# Verify this statement if f(x) is infinitely differentiable

1. Sep 17, 2014

### utkarshakash

1. The problem statement, all variables and given/known data
$f(mx)=f(x) + (m-1)xf'(x)+\dfrac{(m-1)^2}{2!} x^2 f''(x)........$

2. Relevant equations
Taylor's Series

3. The attempt at a solution
If I approximate the LHS of the eqn using Taylor's polynomial,
$f(mx)=f(mx)+mxf'(mx)+\dfrac{(mx)^2f''(mx)}{2!}+........$

But, I'm lost from here. It doesn't resemble RHS at all!

2. Sep 17, 2014

### ehild

Let be y=m the variable and k=x a constant. Do the Taylor expansion of f(ky) about y=1.

ehild

3. Sep 17, 2014

### utkarshakash

Doing so gives me $f(k)+(ky-k)f'(k)+\dfrac{(ky-k)^2f"(k)}{2!}+.........$

which indeed is equal to RHS! Brilliant! But why did you assume x as a constant and m as a variable?

Last edited: Sep 17, 2014
4. Sep 17, 2014

### haruspex

To get f(x) on the right, you need something of the form f(x+t) on the left. What does that make t equal to?

5. Sep 17, 2014

### utkarshakash

t=(m-1)x

6. Sep 17, 2014

### ehild

because that solves the problem The right side is very much like a Taylor expansion only you have m-1 instead of x-xo and f' is multiplied by x and f" multiplied by x2, as if x was the coefficient of the independent variable, so it must be m and the expansion is about m-1.

7. Sep 17, 2014

### utkarshakash

$$f(\dfrac{x^2}{x+1}) = f(x) - \dfrac{x}{x+1}f'(x)+\left( \dfrac{x}{x+1} \right) ^2 f"(x)+........$$

This doesn't look as simple as the previous one.
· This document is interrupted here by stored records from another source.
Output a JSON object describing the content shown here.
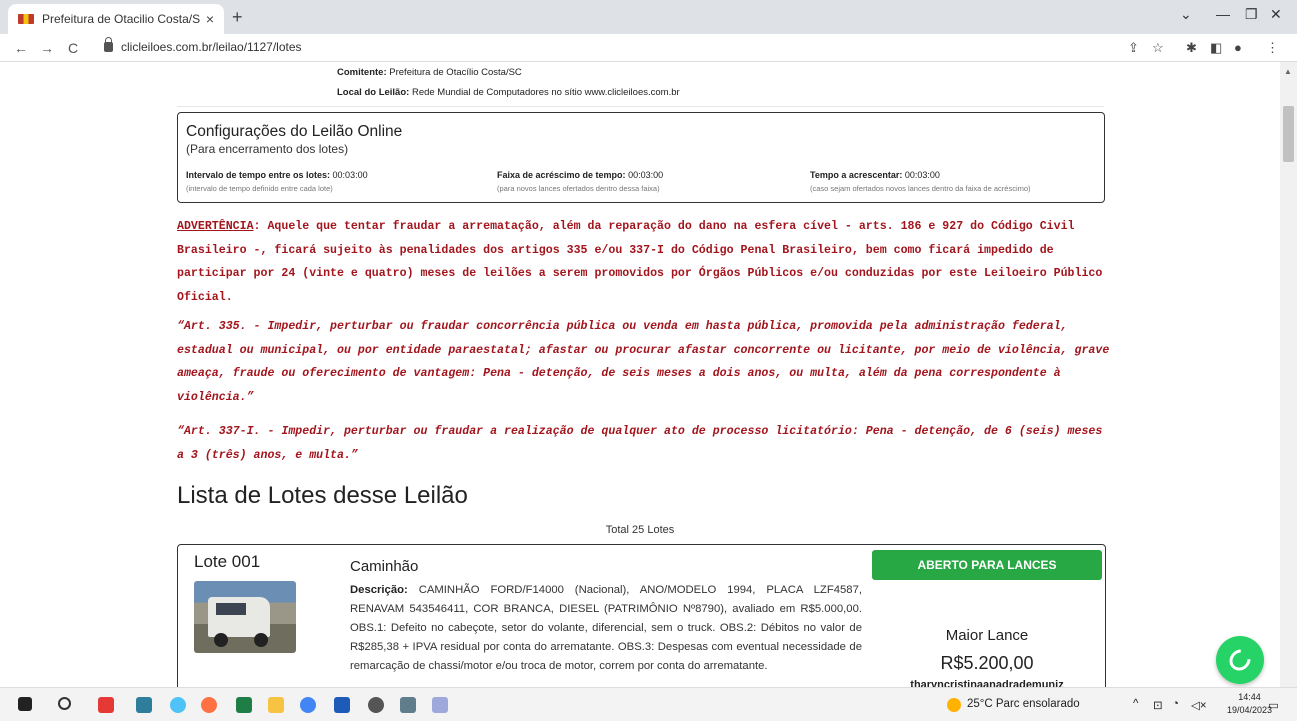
{
  "browser": {
    "tab_title": "Prefeitura de Otacilio Costa/SC :",
    "tab_close": "×",
    "new_tab": "+",
    "url": "clicleiloes.com.br/leilao/1127/lotes",
    "nav_back": "←",
    "nav_forward": "→",
    "nav_reload": "C"
  },
  "header_meta": {
    "comitente_label": "Comitente:",
    "comitente_value": "Prefeitura de Otacílio Costa/SC",
    "local_label": "Local do Leilão:",
    "local_value": "Rede Mundial de Computadores no sítio www.clicleiloes.com.br"
  },
  "config": {
    "title": "Configurações do Leilão Online",
    "subtitle": "(Para encerramento dos lotes)",
    "items": [
      {
        "label": "Intervalo de tempo entre os lotes:",
        "value": "00:03:00",
        "hint": "(intervalo de tempo definido entre cada lote)"
      },
      {
        "label": "Faixa de acréscimo de tempo:",
        "value": "00:03:00",
        "hint": "(para novos lances ofertados dentro dessa faixa)"
      },
      {
        "label": "Tempo a acrescentar:",
        "value": "00:03:00",
        "hint": "(caso sejam ofertados novos lances dentro da faixa de acréscimo)"
      }
    ]
  },
  "warning": {
    "prefix": "ADVERTÊNCIA",
    "text": ": Aquele que tentar fraudar a arrematação, além da reparação do dano na esfera cível - arts. 186 e 927 do Código Civil Brasileiro -, ficará sujeito às penalidades dos artigos 335 e/ou 337-I do Código Penal Brasileiro, bem como ficará impedido de participar por 24 (vinte e quatro) meses de leilões a serem promovidos por Órgãos Públicos e/ou conduzidas por este Leiloeiro Público Oficial.",
    "art335": "“Art. 335. - Impedir, perturbar ou fraudar concorrência pública ou venda em hasta pública, promovida pela administração federal, estadual ou municipal, ou por entidade paraestatal; afastar ou procurar afastar concorrente ou licitante, por meio de violência, grave ameaça, fraude ou oferecimento de vantagem: Pena - detenção, de seis meses a dois anos, ou multa, além da pena correspondente à violência.”",
    "art337": "“Art. 337-I. - Impedir, perturbar ou fraudar a realização de qualquer ato de processo licitatório: Pena - detenção, de 6 (seis) meses a 3 (três) anos, e multa.”"
  },
  "lotes": {
    "heading": "Lista de Lotes desse Leilão",
    "total": "Total 25 Lotes",
    "items": [
      {
        "number": "Lote 001",
        "title": "Caminhão",
        "desc_label": "Descrição:",
        "description": "CAMINHÃO FORD/F14000 (Nacional), ANO/MODELO 1994, PLACA LZF4587, RENAVAM 543546411, COR BRANCA, DIESEL (PATRIMÔNIO Nº8790), avaliado em R$5.000,00. OBS.1: Defeito no cabeçote, setor do volante, diferencial, sem o truck. OBS.2: Débitos no valor de R$285,38 + IPVA residual por conta do arrematante. OBS.3: Despesas com eventual necessidade de remarcação de chassi/motor e/ou troca de motor, correm por conta do arrematante.",
        "status": "ABERTO PARA LANCES",
        "maior_lance_label": "Maior Lance",
        "maior_lance_value": "R$5.200,00",
        "maior_lance_user": "tharyncristinaanadrademuniz"
      }
    ]
  },
  "taskbar": {
    "weather": "25°C  Parc ensolarado",
    "time": "14:44",
    "date": "19/04/2023"
  },
  "colors": {
    "warning_red": "#a3151d",
    "status_green": "#28a745",
    "whatsapp_green": "#25d366"
  }
}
There are alternating + and - signs along with x/x+1 as the coefficient in each term.

8. Sep 17, 2014

### Ray Vickson

Write $x^2/(x+1) = x + t$ and figure out the value of $t$.

BTW: in both these questions, just having $f$ infinitely differentiable may not be not enough: you might also need $f$ to be analytic. There are infinitely-differentiable functions which do not equal their Maclauren or Taylor series, but that is for functions expanded about a fixed point $x_0$; this problem is different, so I am not really sure whether or not there are counterexamples in this case. However, if $f$ is known to be analytic you are basically done.

Last edited: Sep 17, 2014
9. Sep 17, 2014

### utkarshakash

But what about the factorials that I get in the denominator in the expansion of f(x+t)?

10. Sep 17, 2014

### Ray Vickson

What has that got to do with anything? Of course the Taylor expansion has factorials in the denominators---so what?

11. Sep 17, 2014

### haruspex

Looks to me like the question has left out the factorials by mistake.

12. Sep 17, 2014

### utkarshakash

Hmm, that might be true. Here's another expression which I'm finding difficult to solve.

$f(x)=f(0)+xf'(x)-\frac{x^2}{2!}f"(x)+..............$

Here t=0. Now, if I expand it as Taylor's series, I get
$$f(0)+xf'(0)+x^2/2! f''(0)...........$$
which does not contain alternating + and - signs as in the original question. Also, the argument of f is 0 for all terms in my case.

13. Sep 18, 2014

### haruspex

Try rearranging the given equation
with f(0) one side and all else the other

14. Sep 18, 2014

### utkarshakash

$$f(0) = f(x) -xf'(x)+\frac{x^2}{2!} f''(x) - \frac{x^3}{3!}f'''(x)+........$$

I still can't figure out what to do next.

15. Sep 18, 2014

### haruspex

As before, the standard form is f(x+t) = f(x) + tf'(x) + ... So you need to find substitutions for x and t in there to turn f(x+t) into f(0) etc.

16. Sep 18, 2014

### utkarshakash

Thanks!

17. Sep 19, 2014

### HallsofIvy

Staff Emeritus
By the way, is the only condition here that f be infinitely differentiable? If that is the case then it does not necessarily follow that the Taylor's series for f itself converges to f. For that you need that f is "analytic".